1. An older man who is resigned to the responsibility of life. He knows that an ounce of fuel can be stretched out for x amount of hours. Let's call him the accountant. He is by the books. The idea of an alien signal to him is anathema. He can't let himself be excited by it, for fear that the carefully considered and reasonably sustainable society they have created will crumble into utter chaos and selfishness. If people started consuming more because they were assured of salvation, they could overplay the short run and not live to the long run. If the aliens come, so be it, but until then we should toe the line.

2. The teenage boy who is wild. He sneaks into space suits and goes out of the air locks. He turns little broken parts of ships into mechanical beasts that threaten to puncture the thin skin of the island in space. He fixes things when they break, but more often than not breaks them first so they need to be fixed. He tries to snag satellites as they fly by to see what secrets they hold.
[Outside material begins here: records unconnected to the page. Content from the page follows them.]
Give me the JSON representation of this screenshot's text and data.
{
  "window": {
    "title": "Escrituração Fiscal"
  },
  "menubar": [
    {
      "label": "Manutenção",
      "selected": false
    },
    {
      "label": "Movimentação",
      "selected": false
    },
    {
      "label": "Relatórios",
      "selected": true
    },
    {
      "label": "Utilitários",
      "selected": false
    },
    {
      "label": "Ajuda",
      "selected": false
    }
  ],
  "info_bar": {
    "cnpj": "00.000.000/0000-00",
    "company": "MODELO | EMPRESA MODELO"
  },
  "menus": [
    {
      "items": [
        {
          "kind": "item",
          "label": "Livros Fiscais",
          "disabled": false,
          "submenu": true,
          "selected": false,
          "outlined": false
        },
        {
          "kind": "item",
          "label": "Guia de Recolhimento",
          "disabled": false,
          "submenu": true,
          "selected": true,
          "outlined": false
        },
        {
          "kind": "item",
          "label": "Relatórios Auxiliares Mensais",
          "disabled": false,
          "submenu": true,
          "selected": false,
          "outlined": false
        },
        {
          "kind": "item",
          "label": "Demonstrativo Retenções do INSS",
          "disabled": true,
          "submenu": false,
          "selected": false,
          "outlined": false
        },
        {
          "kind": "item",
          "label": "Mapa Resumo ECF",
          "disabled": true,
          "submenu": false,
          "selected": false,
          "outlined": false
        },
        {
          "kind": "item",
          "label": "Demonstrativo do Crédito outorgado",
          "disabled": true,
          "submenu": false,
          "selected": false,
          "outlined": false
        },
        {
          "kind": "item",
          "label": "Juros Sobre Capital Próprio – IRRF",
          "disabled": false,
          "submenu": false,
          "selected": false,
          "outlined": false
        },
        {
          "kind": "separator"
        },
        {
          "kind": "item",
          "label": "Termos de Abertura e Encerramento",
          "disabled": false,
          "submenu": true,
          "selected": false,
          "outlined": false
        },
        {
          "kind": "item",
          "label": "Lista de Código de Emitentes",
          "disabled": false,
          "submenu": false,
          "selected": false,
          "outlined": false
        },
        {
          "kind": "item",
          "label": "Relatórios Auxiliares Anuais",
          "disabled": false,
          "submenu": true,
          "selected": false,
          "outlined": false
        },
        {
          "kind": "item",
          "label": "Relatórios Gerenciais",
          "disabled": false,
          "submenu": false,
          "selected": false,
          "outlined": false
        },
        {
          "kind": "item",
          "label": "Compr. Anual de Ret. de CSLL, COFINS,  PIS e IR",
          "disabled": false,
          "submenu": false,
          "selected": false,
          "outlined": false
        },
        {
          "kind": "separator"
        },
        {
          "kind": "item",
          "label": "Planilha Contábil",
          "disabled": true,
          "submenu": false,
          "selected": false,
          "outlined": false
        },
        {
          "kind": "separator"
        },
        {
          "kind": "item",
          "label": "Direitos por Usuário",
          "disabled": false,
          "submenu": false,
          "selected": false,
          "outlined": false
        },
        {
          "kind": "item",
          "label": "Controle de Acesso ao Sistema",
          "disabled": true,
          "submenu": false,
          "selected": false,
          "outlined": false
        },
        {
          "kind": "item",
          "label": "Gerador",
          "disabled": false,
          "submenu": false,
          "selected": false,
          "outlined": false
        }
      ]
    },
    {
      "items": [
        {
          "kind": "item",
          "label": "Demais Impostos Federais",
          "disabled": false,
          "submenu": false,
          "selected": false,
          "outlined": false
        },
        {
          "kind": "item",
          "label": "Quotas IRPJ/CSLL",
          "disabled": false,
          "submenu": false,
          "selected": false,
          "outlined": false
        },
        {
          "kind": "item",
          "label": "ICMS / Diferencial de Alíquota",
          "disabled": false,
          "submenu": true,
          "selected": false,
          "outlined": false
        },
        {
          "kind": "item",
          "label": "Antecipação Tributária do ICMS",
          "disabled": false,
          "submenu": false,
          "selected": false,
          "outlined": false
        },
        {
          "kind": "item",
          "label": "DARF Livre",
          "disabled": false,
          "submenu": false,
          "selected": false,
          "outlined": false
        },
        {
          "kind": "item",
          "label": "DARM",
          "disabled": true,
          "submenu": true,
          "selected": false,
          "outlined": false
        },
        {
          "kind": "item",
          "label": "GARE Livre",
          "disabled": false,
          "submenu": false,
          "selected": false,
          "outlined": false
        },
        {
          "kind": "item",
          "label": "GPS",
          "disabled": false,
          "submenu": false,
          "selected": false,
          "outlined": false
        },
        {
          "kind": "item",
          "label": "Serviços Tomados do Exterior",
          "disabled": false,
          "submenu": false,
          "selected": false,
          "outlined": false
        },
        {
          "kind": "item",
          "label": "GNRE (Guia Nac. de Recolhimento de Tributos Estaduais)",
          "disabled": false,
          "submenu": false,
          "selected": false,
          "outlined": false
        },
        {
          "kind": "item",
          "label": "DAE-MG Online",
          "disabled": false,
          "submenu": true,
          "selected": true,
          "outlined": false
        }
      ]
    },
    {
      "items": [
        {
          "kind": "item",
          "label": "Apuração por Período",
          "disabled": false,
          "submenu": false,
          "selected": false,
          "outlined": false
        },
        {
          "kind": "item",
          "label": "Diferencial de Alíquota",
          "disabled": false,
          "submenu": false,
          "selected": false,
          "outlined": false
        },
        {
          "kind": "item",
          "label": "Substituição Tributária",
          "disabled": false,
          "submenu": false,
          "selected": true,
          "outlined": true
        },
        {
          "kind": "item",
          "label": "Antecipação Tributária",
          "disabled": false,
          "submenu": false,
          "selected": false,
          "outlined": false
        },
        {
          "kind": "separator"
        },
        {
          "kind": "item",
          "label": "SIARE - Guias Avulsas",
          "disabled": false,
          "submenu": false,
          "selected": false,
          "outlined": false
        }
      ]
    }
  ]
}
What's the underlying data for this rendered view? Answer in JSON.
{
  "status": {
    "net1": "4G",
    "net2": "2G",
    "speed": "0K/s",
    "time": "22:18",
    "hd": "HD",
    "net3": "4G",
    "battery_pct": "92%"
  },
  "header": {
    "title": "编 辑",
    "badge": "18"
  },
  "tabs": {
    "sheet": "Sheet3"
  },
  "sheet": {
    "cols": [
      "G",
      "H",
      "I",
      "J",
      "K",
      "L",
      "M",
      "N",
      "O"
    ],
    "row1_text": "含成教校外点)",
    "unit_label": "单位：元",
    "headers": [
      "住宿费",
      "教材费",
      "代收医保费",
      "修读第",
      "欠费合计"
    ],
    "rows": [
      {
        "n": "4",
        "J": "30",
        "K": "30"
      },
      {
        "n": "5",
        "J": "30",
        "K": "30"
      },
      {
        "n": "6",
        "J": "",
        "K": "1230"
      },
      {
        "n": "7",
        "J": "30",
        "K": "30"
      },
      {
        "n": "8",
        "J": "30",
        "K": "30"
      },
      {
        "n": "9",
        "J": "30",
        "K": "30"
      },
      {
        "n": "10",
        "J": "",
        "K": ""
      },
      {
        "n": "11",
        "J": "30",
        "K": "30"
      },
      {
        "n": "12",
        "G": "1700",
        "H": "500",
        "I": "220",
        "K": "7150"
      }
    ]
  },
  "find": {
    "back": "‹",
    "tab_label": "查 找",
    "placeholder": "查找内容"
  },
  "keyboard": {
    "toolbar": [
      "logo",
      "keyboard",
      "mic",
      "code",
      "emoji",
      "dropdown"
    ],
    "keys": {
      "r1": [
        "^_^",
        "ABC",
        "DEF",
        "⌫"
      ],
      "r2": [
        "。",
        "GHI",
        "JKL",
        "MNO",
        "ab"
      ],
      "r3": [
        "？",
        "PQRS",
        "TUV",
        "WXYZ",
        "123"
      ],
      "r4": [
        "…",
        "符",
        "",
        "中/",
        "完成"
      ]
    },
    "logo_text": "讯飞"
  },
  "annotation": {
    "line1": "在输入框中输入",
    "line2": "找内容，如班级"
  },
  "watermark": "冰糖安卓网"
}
He is in love with a girl who was his playmate when they were children, but has now decided that he is too annoying to deal with.
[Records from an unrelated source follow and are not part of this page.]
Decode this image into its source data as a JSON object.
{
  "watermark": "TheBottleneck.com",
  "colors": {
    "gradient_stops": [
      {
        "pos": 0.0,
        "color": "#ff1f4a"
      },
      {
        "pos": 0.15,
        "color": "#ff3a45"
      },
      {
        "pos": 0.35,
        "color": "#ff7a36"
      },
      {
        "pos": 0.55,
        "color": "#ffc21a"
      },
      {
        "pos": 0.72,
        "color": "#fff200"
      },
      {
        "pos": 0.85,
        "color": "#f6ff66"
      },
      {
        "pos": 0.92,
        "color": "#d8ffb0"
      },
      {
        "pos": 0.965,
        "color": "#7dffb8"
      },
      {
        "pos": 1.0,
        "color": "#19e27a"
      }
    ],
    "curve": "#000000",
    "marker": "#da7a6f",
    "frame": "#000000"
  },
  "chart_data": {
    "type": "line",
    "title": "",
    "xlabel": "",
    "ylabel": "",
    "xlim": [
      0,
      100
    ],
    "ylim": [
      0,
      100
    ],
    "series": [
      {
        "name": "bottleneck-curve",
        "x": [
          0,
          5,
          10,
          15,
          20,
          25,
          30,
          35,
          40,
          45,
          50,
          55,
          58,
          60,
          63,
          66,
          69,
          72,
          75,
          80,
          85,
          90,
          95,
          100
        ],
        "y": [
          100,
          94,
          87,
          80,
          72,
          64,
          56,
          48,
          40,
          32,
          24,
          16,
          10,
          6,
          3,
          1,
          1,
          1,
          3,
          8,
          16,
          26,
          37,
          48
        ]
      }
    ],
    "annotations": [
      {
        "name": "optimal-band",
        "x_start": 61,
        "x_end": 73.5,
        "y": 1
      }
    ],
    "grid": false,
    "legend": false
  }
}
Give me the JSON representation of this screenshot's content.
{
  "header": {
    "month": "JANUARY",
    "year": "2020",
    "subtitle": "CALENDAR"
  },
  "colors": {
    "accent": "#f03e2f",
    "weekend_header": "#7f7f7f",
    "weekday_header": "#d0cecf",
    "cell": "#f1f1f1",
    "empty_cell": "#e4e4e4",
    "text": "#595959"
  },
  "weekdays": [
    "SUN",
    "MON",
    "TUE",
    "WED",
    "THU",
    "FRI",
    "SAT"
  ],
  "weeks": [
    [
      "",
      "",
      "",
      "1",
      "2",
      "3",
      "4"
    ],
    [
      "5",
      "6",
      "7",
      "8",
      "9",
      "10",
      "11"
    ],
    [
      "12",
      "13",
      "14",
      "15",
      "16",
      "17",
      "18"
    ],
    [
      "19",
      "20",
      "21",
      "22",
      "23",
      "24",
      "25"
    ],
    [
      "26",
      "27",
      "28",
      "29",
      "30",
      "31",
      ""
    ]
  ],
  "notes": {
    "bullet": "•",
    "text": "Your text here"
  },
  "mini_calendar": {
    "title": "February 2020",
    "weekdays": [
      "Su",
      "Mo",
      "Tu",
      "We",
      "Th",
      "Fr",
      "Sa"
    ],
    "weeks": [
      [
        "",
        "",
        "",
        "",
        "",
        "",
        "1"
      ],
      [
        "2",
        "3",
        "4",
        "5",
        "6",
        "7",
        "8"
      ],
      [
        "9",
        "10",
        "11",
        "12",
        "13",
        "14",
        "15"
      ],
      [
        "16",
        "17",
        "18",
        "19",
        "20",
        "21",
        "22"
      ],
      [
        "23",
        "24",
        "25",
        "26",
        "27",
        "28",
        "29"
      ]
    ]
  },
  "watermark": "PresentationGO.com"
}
3. A devout woman who worships the alien signal. She is convinced that it is God coming home to take the saved to heaven, because God obviously saved them once already, and was keeping them alive for good reason. She mostly hides her religion in this secular society until the alien signal comes, and then she starts leading a church service, forming a political force to be reckoned with.

Round 3.3 [The Exodus vs. Little Black Stray]

You bring up some good ideas for The Exodus (the idea that there would be an unholy pressure to conform is astute, and intriguing), but I'm still not quite feeling it. You say it's ripe for characters (and it is, or at least, it has to be), but then what are those characters? (Obviously, that question is directed at me just as much, if not moreso, than you.) I put up some ideas in my first post, but I'll be the first to admit that they're uninspired at best. Let's brainstorm spitball a few characters for The Exodus:

(Did I really just write "brainstorm"? Shame on me!)

Round 3.2 [The Exodus vs. Little Black Stray]

The Exodus (Shockah rank: #7, Burley rank: #6)


Little Black Stray (Shockah rank: #3, Burley rank: #4)


Round Three [The Exodus vs. Little Black Stray]

The Exodus (Shockah rank: #7, Burley rank: #6)


Little Black Stray (Shockah rank: #3, Burley rank: #4)